Repeat each entry verbatim.
━━━ INFORMATION PROVIDED
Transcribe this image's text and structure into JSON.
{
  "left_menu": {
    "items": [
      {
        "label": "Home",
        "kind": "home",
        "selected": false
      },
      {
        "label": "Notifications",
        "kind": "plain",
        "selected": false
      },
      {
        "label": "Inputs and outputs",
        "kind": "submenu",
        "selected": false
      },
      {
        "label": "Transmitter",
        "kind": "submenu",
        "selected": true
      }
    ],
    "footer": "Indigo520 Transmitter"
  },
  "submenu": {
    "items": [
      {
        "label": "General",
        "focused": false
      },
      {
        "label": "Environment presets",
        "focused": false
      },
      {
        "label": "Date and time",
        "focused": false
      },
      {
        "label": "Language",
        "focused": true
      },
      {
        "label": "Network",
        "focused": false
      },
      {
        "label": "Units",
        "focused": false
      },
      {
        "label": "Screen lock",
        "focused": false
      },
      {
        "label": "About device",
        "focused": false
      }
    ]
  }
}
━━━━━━
SOLUTION TO THE EXERCISE:
Transcribe this image's text and structure into JSON.
{
  "left_menu": {
    "items": [
      {
        "label": "Home",
        "kind": "home",
        "selected": false
      },
      {
        "label": "Notifications",
        "kind": "plain",
        "selected": false
      },
      {
        "label": "Inputs and outputs",
        "kind": "submenu",
        "selected": false
      },
      {
        "label": "Transmitter",
        "kind": "submenu",
        "selected": true
      }
    ],
    "footer": "Indigo520 Transmitter"
  },
  "submenu": {
    "items": [
      {
        "label": "General",
        "focused": false
      },
      {
        "label": "Environment presets",
        "focused": false
      },
      {
        "label": "Date and time",
        "focused": false
      },
      {
        "label": "Language",
        "focused": true
      },
      {
        "label": "Network",
        "focused": false
      },
      {
        "label": "Units",
        "focused": false
      },
      {
        "label": "Screen lock",
        "focused": false
      },
      {
        "label": "About device",
        "focused": false
      }
    ]
  }
}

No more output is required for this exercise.